> **Work to complete**
Give back exactly the lines spanning from the one containing "Decode this image" to the final line of the records below, and no others.

++++++++++++++++++++

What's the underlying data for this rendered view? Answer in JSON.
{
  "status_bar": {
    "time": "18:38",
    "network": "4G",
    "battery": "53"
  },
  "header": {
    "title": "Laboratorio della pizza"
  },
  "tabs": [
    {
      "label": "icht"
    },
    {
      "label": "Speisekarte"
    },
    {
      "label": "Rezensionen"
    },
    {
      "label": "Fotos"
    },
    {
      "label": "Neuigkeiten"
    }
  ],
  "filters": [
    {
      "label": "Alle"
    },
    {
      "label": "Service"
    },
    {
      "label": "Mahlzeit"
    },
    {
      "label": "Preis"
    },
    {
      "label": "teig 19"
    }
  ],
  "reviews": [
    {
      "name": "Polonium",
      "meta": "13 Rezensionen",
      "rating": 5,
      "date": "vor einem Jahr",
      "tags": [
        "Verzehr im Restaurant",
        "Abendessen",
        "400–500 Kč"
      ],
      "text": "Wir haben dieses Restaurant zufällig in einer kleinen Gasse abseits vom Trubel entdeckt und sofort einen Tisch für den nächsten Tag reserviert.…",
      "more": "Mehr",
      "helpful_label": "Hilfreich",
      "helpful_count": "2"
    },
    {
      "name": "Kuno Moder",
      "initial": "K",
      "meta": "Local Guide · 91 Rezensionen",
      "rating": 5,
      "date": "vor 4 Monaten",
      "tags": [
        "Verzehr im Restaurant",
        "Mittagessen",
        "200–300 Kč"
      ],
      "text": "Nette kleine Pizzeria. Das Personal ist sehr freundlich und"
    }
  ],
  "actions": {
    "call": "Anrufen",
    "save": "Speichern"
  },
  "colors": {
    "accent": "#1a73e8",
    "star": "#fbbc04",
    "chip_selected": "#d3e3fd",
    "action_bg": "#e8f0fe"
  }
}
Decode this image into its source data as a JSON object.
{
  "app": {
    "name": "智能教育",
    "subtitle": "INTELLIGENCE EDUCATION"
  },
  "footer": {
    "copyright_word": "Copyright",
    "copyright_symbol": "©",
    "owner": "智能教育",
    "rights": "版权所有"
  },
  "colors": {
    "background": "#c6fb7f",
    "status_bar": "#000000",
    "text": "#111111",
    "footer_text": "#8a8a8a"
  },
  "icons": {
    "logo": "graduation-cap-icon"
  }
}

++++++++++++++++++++

> **Worked solution**
Decode this image into its source data as a JSON object.
{
  "app": {
    "name": "智能教育",
    "subtitle": "INTELLIGENCE EDUCATION"
  },
  "footer": {
    "copyright_word": "Copyright",
    "copyright_symbol": "©",
    "owner": "智能教育",
    "rights": "版权所有"
  },
  "colors": {
    "background": "#c6fb7f",
    "status_bar": "#000000",
    "text": "#111111",
    "footer_text": "#8a8a8a"
  },
  "icons": {
    "logo": "graduation-cap-icon"
  }
}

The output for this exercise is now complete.